## Task to complete:
If a line in the records below holds the string "JSON", count it, and state only the final count.

(Data for review begins)

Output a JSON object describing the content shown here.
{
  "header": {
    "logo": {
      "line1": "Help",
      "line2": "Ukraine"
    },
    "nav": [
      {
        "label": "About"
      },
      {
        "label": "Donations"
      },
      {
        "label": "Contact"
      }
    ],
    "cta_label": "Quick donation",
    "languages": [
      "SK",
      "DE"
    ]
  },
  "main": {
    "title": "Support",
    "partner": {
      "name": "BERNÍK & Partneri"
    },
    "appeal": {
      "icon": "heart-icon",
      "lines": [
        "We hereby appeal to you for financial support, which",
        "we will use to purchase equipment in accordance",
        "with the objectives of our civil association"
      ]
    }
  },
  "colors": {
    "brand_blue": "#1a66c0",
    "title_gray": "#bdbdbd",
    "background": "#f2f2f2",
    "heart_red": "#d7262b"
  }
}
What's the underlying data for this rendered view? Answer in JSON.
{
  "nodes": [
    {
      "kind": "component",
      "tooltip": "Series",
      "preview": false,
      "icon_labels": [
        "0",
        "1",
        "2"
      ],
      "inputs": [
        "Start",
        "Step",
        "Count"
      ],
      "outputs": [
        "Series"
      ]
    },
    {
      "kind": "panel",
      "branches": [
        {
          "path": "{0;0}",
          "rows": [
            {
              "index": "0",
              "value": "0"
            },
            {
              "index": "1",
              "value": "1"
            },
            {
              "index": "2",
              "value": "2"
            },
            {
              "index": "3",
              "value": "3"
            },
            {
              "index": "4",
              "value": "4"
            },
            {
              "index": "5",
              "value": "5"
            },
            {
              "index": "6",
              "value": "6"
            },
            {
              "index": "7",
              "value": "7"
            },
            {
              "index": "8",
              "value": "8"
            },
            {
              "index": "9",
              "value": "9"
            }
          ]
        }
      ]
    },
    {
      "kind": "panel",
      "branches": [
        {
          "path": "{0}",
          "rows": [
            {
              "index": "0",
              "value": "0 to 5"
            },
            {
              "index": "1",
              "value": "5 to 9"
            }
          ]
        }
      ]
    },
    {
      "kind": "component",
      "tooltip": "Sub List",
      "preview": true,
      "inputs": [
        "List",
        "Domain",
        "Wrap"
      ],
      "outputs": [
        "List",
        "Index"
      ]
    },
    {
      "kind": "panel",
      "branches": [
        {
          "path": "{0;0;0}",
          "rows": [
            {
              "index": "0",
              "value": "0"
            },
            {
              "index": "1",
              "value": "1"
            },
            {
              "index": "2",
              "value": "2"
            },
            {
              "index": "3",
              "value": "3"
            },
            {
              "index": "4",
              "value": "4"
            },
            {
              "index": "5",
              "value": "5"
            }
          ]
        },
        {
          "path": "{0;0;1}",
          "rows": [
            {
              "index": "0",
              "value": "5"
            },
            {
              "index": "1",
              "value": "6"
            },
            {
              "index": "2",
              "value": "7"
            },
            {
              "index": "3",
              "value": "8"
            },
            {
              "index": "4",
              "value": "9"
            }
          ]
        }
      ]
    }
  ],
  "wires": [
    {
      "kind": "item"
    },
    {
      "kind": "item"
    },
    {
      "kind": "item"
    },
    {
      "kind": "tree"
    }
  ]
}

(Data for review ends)

## Result of this task:
2